Franciscan Knights: An Order for True Romantics!
Keep praying sisters! Sterling job! We brothers are going down the pub...I mean to feed the poor!
Inspiring article on Catholic Online
In medieval days, knights were men who were elevated by their king and consecrated to a position of trust. These noble and faithful men would pledge to give their very lives to the service and protection of their lord and his kingdom.
Today, members of the Knights of the Holy Eucharist, a vibrant community of consecrated young men deeply committed to the Catholic faith, provide that very service for their Lord and King, Jesus Christ, through their work at the magnificent Shrine of the Most Blessed Sacrament and Our Lady of Angels Monastery in rural Hanceville, Ala. Situated on 400 acres of lush farmland along a remote country road some 45 miles north of Birmingham, the Shrine receives thousands of pilgrims each year who seek to nourish their faith amid this sacred and peaceful environment.

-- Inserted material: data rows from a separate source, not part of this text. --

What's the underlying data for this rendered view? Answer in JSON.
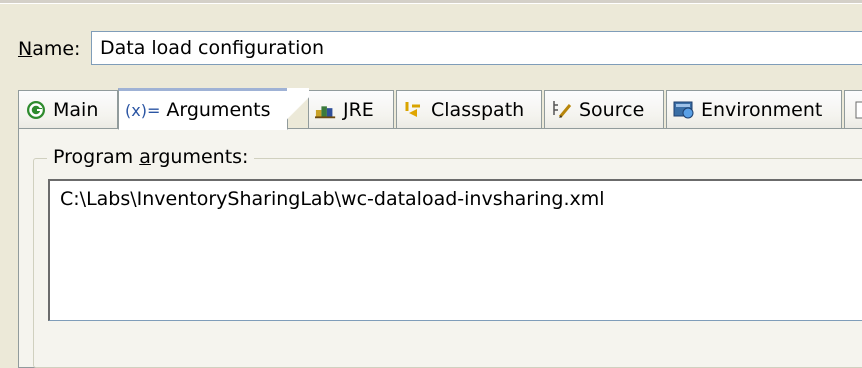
{
  "name": {
    "label_prefix": "",
    "label_mnemonic": "N",
    "label_rest": "ame:",
    "value": "Data load configuration"
  },
  "tabs": [
    {
      "label": "Main",
      "icon": "main-launch-icon",
      "active": false
    },
    {
      "label": "Arguments",
      "icon": "arguments-icon",
      "prefix": "(x)=",
      "active": true
    },
    {
      "label": "JRE",
      "icon": "jre-books-icon",
      "active": false
    },
    {
      "label": "Classpath",
      "icon": "classpath-icon",
      "active": false
    },
    {
      "label": "Source",
      "icon": "source-icon",
      "active": false
    },
    {
      "label": "Environment",
      "icon": "environment-icon",
      "active": false
    }
  ],
  "arguments_tab": {
    "program_arguments_label_pre": "Program ",
    "program_arguments_mnemonic": "a",
    "program_arguments_label_post": "rguments:",
    "program_arguments_value": "C:\\Labs\\InventorySharingLab\\wc-dataload-invsharing.xml"
  },
  "colors": {
    "window_bg": "#ece9d8",
    "input_border": "#7f9db9",
    "active_tab_accent": "#9fb2d5"
  }
}
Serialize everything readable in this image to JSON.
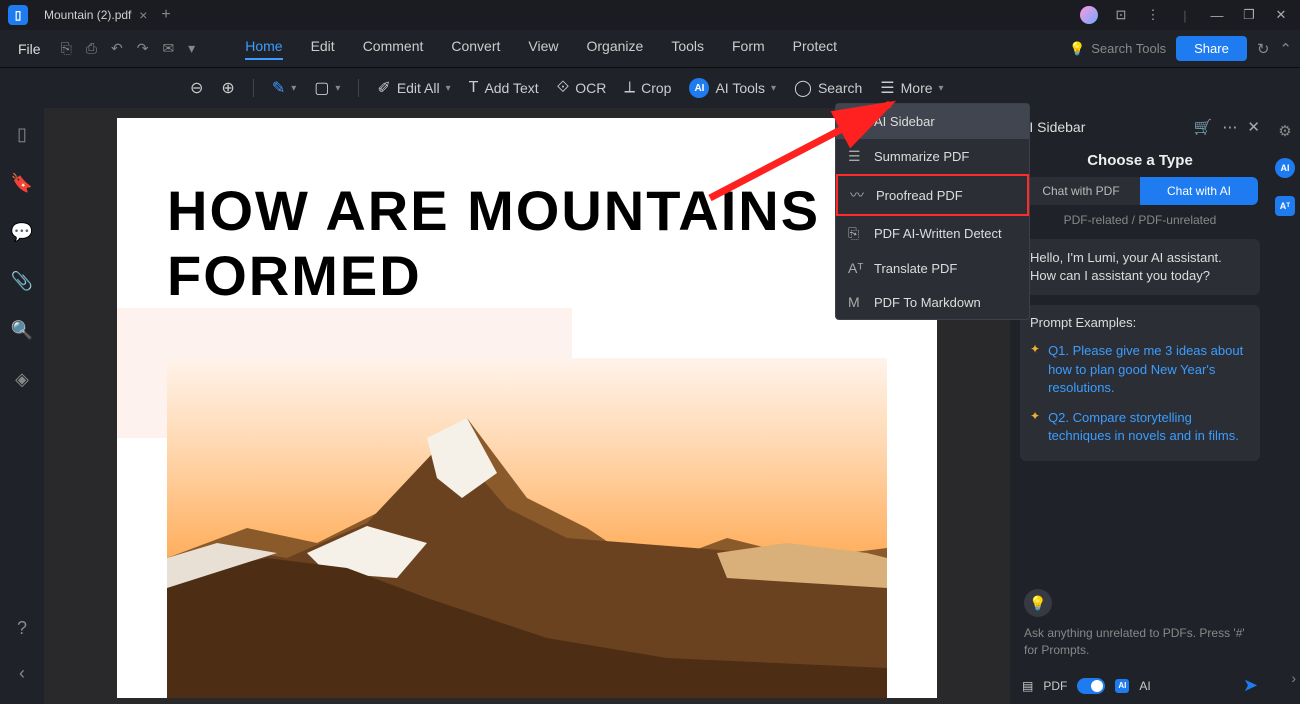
{
  "tab": {
    "title": "Mountain (2).pdf"
  },
  "menubar": {
    "file": "File",
    "items": [
      "Home",
      "Edit",
      "Comment",
      "Convert",
      "View",
      "Organize",
      "Tools",
      "Form",
      "Protect"
    ],
    "active": 0,
    "search_placeholder": "Search Tools",
    "share": "Share"
  },
  "toolbar": {
    "edit_all": "Edit All",
    "add_text": "Add Text",
    "ocr": "OCR",
    "crop": "Crop",
    "ai_tools": "AI Tools",
    "search": "Search",
    "more": "More"
  },
  "dropdown": {
    "items": [
      {
        "icon": "✓",
        "label": "AI Sidebar",
        "hovered": true
      },
      {
        "icon": "☰",
        "label": "Summarize PDF"
      },
      {
        "icon": "〰",
        "label": "Proofread PDF",
        "boxed": true
      },
      {
        "icon": "⎘",
        "label": "PDF AI-Written Detect"
      },
      {
        "icon": "A⁺",
        "label": "Translate PDF"
      },
      {
        "icon": "M",
        "label": "PDF To Markdown"
      }
    ]
  },
  "document": {
    "heading": "HOW ARE MOUNTAINS FORMED"
  },
  "ai_panel": {
    "title": "AI Sidebar",
    "choose": "Choose a Type",
    "tab_pdf": "Chat with PDF",
    "tab_ai": "Chat with AI",
    "related": "PDF-related / PDF-unrelated",
    "message": "Hello, I'm Lumi, your AI assistant. How can I assistant you today?",
    "prompt_title": "Prompt Examples:",
    "q1": "Q1. Please give me 3 ideas about how to plan good New Year's resolutions.",
    "q2": "Q2. Compare storytelling techniques in novels and in films.",
    "ask": "Ask anything unrelated to PDFs. Press '#' for Prompts.",
    "pdf_label": "PDF",
    "ai_label": "AI"
  }
}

The Shrine and monastery, home to a cloistered community of Poor Clares of Perpetual Adoration, were founded by Mother Angelica, the beloved nun who entered religious broadcasting in 1981 on little more than a prayer and developed the Eternal Word Television Network (EWTN), the largest and most popular religious media network in the world. EWTN is headquartered some 50 miles to the south in the Birmingham suburb of Irondale, where the nuns resided in the original monastery until their relocation to the present site in 1999.

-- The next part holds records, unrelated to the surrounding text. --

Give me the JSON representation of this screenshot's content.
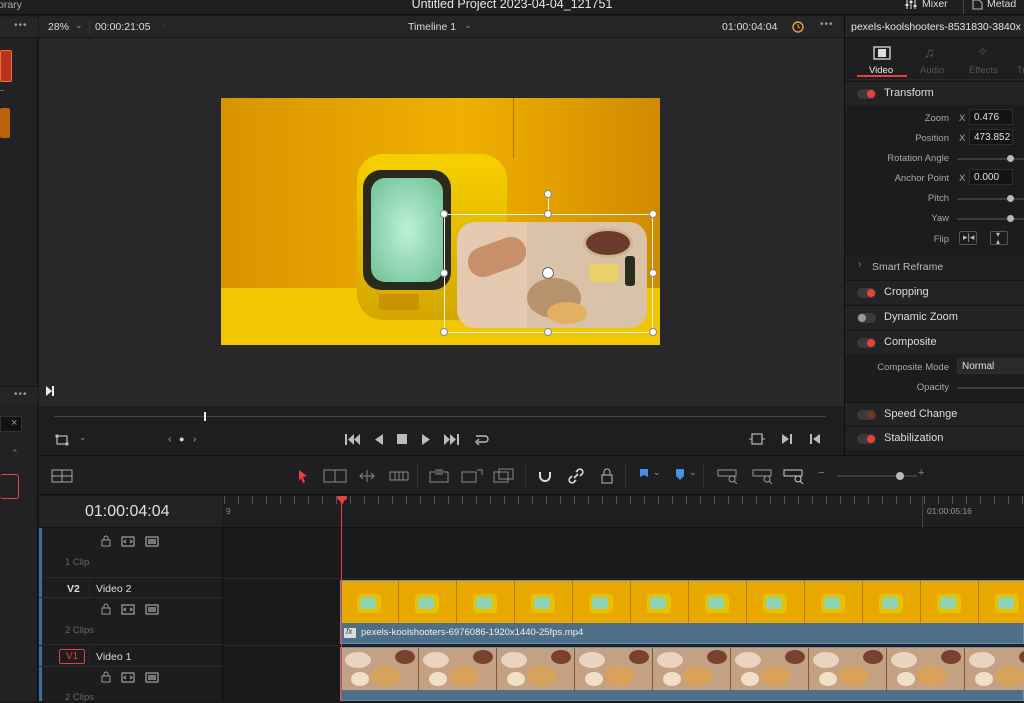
{
  "app": {
    "project_title": "Untitled Project 2023-04-04_121751",
    "left_tab_partial": "orary",
    "mixer_label": "Mixer",
    "metadata_partial": "Metad"
  },
  "viewer": {
    "zoom": "28%",
    "source_timecode": "00:00:21:05",
    "timeline_name": "Timeline 1",
    "record_timecode": "01:00:04:04"
  },
  "inspector": {
    "clip_title": "pexels-koolshooters-8531830-3840x",
    "tabs": [
      "Video",
      "Audio",
      "Effects",
      "Tr"
    ],
    "transform": {
      "title": "Transform",
      "zoom_label": "Zoom",
      "zoom_x": "0.476",
      "position_label": "Position",
      "position_x": "473.852",
      "rotation_label": "Rotation Angle",
      "anchor_label": "Anchor Point",
      "anchor_x": "0.000",
      "pitch_label": "Pitch",
      "yaw_label": "Yaw",
      "flip_label": "Flip",
      "axis_x": "X"
    },
    "smart_reframe": "Smart Reframe",
    "cropping": "Cropping",
    "dynamic_zoom": "Dynamic Zoom",
    "composite": {
      "title": "Composite",
      "mode_label": "Composite Mode",
      "mode_value": "Normal",
      "opacity_label": "Opacity"
    },
    "speed_change": "Speed Change",
    "stabilization": "Stabilization"
  },
  "timeline": {
    "current_timecode": "01:00:04:04",
    "ruler_start_partial": "9",
    "ruler_mark": "01:00:05:16",
    "tracks": [
      {
        "id": "",
        "name": "",
        "clips": "1 Clip"
      },
      {
        "id": "V2",
        "name": "Video 2",
        "clips": "2 Clips"
      },
      {
        "id": "V1",
        "name": "Video 1",
        "clips": "2 Clips"
      }
    ],
    "v2_clip_name": "pexels-koolshooters-6976086-1920x1440-25fps.mp4",
    "fx_badge": "fx"
  },
  "colors": {
    "accent_red": "#e8403a",
    "clip_blue": "#4d6f88",
    "playhead": "#e8403a",
    "tab_underline": "#e8403a"
  }
}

The Knights of the Holy Eucharist represents part of the resurgence of vocations in the Catholic Church developing from the “new evangelization” promoted by Pope John Paul II and continued by Pope Benedict XVI. Its members have as their primary focus the fostering of reverence for the Blessed Sacrament as well as the assistance and protection of the nuns of the monastery. Along with maintaining the grounds and facilities, the Knights host clergy, brothers, and seminarians on retreat; serve as acolytes at Shrine liturgies; and provide assistance for pilgrims.

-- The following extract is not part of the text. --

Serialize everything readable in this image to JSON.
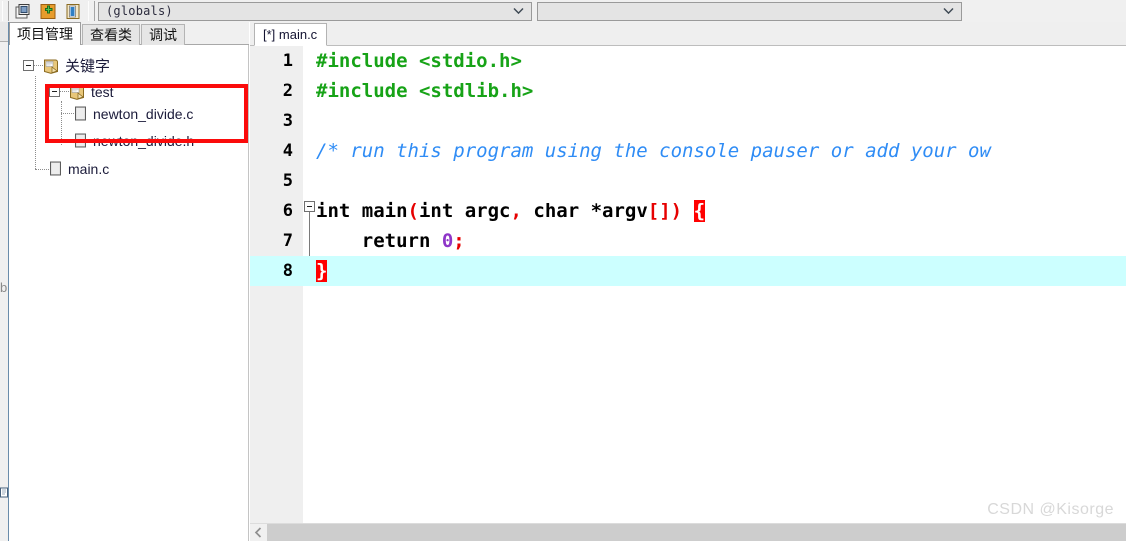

Community members live the evangelical counsels of poverty, chastity, and obedience but do not profess public vows. In their daily work and personal contact with pilgrims, the Knights also seek opportunities to evangelize by performing works of charity and providing instruction and comfort when necessary. Putting aside the things of this world, they live by the motto of their patron, St. Francis of Assisi: “My God and my All.”
The Knights strive for a structured balance of work and prayer. In addition to their assigned labors, Knights participate daily in Mass, the Rosary, Morning and Evening Prayer, and two hours of scheduled adoration before the Blessed Sacrament. They also take formation classes three days a week, make a Holy Hour on Thursday evenings, and plan a monthly one-day retreat.